Faces of St. Louis Banking: Local Vs. National Banks

Photo courtesy of Commerce Bank

At first glance, it isn’t really clear what the differences are between a credit union, a locally owned and operated bank, and a local branch of a national or regional bank. All are places where you can open a savings account or get a loan. The differences may be subtle, but not inconsequential to the consumer.

Credit unions are non-profit financial cooperatives owned and governed by members who share a common bond, such as belonging to the same business or organization or living in the same geographical area. Credit unions accept deposits from members and use them to make short-term loans. Deposits are regarded as purchases of ‘shares,’ and all earnings are paid out as dividends to members. For that reason, a credit union can pay higher interest on deposits and charge less on loans.

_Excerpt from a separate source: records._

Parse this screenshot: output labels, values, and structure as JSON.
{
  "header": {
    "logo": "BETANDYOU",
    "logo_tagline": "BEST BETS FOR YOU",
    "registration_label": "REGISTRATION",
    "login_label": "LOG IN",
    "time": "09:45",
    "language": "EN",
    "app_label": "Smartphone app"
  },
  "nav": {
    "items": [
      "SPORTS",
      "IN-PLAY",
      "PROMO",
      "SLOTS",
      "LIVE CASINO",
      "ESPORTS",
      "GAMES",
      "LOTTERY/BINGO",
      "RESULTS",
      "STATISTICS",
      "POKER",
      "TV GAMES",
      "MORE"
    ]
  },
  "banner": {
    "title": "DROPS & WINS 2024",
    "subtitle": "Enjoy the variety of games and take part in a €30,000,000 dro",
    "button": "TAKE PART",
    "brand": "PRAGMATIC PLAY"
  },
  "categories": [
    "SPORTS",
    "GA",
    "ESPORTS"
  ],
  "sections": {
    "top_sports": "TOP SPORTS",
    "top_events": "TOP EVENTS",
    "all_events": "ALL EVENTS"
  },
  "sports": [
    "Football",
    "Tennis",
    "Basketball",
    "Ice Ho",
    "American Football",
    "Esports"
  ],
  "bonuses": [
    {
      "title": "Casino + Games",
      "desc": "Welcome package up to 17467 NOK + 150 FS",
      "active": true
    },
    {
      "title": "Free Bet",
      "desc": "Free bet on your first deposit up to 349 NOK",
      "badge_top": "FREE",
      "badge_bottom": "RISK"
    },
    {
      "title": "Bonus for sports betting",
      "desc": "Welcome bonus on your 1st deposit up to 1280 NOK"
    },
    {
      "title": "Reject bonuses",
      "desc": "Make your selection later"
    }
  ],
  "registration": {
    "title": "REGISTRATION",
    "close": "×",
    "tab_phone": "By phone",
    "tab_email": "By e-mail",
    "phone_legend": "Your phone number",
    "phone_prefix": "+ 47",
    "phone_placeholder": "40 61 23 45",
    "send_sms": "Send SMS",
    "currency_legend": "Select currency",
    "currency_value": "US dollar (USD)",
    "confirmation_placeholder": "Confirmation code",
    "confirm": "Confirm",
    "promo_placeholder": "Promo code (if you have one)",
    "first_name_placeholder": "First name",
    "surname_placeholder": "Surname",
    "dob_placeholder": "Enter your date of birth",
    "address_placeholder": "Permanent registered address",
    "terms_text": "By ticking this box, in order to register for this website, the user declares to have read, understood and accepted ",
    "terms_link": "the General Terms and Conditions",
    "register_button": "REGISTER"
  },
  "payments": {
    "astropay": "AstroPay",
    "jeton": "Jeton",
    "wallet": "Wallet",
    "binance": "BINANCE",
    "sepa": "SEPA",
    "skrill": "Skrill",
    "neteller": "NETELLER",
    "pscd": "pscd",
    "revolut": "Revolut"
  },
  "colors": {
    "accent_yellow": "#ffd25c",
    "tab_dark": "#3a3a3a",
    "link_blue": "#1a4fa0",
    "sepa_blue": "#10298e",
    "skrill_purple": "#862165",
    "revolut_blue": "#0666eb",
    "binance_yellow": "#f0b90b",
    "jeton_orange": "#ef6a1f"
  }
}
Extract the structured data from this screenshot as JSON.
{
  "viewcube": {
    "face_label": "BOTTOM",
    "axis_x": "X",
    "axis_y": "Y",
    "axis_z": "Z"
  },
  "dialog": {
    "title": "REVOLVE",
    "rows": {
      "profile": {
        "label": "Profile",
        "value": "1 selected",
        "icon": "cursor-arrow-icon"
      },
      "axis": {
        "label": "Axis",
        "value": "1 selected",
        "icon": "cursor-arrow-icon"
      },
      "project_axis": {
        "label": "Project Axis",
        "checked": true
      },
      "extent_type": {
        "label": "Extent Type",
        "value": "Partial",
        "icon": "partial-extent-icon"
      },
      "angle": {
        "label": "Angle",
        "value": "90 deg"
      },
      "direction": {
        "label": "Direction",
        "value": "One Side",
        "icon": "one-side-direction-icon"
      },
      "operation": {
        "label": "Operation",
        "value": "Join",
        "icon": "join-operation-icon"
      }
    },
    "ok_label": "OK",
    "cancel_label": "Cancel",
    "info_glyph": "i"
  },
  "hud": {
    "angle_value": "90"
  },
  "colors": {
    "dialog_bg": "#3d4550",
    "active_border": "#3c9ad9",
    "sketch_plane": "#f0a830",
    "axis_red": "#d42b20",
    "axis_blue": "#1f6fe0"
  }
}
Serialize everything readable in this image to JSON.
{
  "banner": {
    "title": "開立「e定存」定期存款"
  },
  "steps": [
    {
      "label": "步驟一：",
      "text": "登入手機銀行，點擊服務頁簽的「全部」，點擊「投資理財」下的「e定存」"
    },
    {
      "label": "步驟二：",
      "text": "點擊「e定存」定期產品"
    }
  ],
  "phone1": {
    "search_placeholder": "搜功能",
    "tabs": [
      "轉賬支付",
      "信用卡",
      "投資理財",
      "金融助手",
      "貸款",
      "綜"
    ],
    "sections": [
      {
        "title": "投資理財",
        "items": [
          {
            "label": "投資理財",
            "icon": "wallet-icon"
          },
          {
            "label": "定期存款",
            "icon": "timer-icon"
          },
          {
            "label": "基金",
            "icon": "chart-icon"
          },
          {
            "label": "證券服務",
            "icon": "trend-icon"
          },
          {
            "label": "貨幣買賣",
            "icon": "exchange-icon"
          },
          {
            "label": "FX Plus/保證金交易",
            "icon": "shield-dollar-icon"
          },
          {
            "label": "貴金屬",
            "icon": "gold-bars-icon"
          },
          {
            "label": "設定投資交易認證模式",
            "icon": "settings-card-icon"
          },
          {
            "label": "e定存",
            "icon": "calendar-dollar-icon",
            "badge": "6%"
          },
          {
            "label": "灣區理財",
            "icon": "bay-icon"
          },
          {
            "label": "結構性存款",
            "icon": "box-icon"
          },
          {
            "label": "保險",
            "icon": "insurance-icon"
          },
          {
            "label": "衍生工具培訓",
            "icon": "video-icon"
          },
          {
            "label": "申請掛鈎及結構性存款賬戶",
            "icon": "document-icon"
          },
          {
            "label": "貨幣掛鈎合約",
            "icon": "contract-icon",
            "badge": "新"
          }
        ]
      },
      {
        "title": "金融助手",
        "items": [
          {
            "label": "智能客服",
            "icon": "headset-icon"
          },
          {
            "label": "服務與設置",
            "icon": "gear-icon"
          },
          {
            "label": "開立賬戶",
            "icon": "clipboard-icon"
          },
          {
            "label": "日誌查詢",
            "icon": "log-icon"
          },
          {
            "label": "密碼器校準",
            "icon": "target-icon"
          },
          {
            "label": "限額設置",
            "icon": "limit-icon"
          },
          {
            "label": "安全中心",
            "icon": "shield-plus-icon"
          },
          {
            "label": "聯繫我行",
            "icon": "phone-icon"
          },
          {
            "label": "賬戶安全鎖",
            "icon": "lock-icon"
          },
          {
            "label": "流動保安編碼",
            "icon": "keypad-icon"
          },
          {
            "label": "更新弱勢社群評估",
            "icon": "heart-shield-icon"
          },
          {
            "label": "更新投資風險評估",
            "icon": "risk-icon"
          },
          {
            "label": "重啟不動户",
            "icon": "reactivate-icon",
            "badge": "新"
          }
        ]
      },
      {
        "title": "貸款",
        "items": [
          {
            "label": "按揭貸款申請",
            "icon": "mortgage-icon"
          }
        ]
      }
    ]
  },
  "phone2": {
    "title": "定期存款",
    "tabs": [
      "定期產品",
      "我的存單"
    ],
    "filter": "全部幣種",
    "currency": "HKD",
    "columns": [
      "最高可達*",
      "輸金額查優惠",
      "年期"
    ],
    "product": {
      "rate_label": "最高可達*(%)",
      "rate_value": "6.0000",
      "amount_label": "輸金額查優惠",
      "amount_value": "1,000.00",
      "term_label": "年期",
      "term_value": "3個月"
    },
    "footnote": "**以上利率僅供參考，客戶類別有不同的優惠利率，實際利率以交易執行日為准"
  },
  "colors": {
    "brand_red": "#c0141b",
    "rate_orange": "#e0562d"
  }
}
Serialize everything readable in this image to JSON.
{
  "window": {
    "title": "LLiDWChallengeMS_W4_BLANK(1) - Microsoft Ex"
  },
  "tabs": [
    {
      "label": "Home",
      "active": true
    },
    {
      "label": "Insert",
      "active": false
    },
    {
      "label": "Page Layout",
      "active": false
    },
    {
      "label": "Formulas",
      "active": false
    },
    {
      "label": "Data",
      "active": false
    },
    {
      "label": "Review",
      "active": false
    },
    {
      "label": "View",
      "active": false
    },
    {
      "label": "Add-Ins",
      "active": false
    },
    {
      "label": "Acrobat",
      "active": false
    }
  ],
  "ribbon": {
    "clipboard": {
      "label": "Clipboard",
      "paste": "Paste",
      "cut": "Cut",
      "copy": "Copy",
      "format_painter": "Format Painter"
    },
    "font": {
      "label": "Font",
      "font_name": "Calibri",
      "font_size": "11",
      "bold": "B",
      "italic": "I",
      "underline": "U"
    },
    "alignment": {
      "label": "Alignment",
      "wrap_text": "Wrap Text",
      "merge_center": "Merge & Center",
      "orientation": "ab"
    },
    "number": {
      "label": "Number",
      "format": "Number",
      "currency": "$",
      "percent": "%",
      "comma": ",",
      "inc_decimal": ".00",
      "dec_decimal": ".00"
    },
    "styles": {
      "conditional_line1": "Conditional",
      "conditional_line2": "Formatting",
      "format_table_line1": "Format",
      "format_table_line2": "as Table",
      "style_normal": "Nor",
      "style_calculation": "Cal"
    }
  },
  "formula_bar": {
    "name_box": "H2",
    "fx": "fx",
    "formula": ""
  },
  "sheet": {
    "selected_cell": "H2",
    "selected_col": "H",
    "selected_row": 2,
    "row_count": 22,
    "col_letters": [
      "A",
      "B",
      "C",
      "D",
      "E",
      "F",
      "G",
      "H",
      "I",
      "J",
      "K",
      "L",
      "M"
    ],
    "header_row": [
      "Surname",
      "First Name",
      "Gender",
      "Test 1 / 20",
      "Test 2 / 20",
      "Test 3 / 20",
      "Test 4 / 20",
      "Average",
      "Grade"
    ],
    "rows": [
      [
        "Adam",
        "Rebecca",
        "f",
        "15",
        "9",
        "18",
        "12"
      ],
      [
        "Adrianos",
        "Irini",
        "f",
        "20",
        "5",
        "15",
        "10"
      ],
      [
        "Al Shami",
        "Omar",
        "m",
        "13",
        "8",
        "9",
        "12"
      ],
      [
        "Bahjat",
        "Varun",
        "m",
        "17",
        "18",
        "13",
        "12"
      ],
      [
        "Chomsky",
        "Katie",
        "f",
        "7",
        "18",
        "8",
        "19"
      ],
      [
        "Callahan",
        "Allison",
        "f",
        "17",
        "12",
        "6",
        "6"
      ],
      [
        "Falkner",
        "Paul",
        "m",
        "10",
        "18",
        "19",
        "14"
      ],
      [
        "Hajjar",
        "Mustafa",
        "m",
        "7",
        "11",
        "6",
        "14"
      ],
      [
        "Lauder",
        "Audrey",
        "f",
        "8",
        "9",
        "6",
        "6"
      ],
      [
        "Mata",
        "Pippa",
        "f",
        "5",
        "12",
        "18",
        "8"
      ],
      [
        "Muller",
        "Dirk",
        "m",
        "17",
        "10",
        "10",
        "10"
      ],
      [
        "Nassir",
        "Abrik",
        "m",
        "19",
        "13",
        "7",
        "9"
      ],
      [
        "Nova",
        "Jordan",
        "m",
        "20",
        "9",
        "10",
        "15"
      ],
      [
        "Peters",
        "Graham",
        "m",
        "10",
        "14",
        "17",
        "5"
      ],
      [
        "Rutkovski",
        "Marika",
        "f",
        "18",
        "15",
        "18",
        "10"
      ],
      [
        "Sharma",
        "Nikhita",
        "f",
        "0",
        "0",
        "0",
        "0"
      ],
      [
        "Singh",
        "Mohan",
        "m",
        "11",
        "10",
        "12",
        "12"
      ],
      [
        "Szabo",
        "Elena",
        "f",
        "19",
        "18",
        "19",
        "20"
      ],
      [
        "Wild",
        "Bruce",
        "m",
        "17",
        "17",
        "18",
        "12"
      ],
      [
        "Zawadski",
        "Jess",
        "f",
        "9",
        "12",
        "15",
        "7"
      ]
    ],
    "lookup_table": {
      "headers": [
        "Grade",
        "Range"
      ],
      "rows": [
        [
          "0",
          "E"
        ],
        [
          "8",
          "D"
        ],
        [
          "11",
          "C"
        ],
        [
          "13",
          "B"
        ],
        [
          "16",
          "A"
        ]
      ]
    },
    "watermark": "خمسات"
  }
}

Banks, on the other hand, are community, regional or national for-profit business corporations, owned by private investors and governed by a board of directors chosen by stockholders. Any profit earned by a bank goes directly to its stockholders.

Some banks try to be all things to all people; others specialize. “Our name says it all,” says Mike Flavin, president of The Business Bank of St. Louis. “We’re not a consumer bank, where anyone can get a car loan or a credit card. We focus on small- to medium-sized businesses and the owners of those businesses.”

Established in 2002, the Business Bank has a single location in Clayton. “Unlike consumer banks that want to be wherever their clients are, we don’t need multiple branches all over St. Louis,” he says. “We deliver our services through technology, including remote-deposit software.”

But there’s nothing remote about their level of service, Flavin says. “The Business Bank is about relationships, not transactions. If you’re a manufacturer and want to own your own building, you need a line of credit, a building loan and deposit services. That’s what we’re here for. We’re dedicated to helping businesses reach their goals by offering products and services that meet their needs, not selling them the product of the month.”

Being relatively small and locally owned has other advantages, he notes. “It allows us to understand the ins and outs of the local business community and the nuances of the marketplace,” Flavin says. “For example, a lot of our clients are commercial contractors. We understand the industry, we know the players, and we have ideas that can help them out.”

Southwest Bank, with 17 branches throughout St. Louis City and County, St. Charles County, Arnold, Mo., and Belleville, Ill., has operated in St. Louis since 1920. It was locally owned and operated until seven years ago, when it became an affiliate of Marshall & Ilsley Corp., a multi-state financial services company based in Milwaukee, Wis. “But we’re still a Missouri state charter bank with local board members, so everything is run from St. Louis,” says Andrew Baur, the bank’s president.

Southwest offers services in four areas: personal banking, small business, commercial and industrial, and wealth management. “People tend to over-generalize about credit unions and small banks versus larger banks…you know, small banks are more personal, big banks have deeper pockets and offer more products,” Baur says. “Our goal at Southwest is to offer the same breadth of products and services that a large, nationally or regionally owned bank enjoys, while also providing the high level of personalized service you get at a community bank. It’s a clear win for the consumer, who gets the best of both. We like our niche, people expect great service from us, and we want to keep it that way as we grow.”

Commerce Bank, a Missouri-based company with headquarters here and in Kansas City, arrived in St. Louis 40 years ago. “Today, we have 58 branches and 100 ATMs in St. Louis, and a total of 360 locations in Missouri, Kansas, Illinois, Oklahoma and Colorado,” says Sue Hutchins, executive vice president and director of retail administration in St. Louis.

Hutchins describes Commerce as a regional bank with a strong local focus. “In fact, we call ourselves a super-community bank, because we offer a sophisticated array of financial services and products for individuals, businesses and investors, just like the nationally owned banks,” she says. One of the major benefits of being a larger bank is having the ability and technology to deliver services that smaller banks can’t. “Our online banking services are among the best, and our ATM network is state of the art,” she notes. “We were one of the first banks in the country to offer image-enabled ATMs, which verify deposits at the time of transaction.”

But those high-tech products are delivered with high-quality personal service, she adds. “All of our branches are locally managed, and Commerce Bancshares CEO David Kemper and his family live right here in St. Louis,” Hutchins says. “He’s the fifth generation of Kempers to manage the business; he understands the market and has a strong presence in the community.”

Local management means hands-on service, she explains. “When you come in to do business with Commerce, all of the decision-makers are right here,” she says. “One thing you’ll never get from us is a ‘we’ll call corporate and get back to you’ attitude.”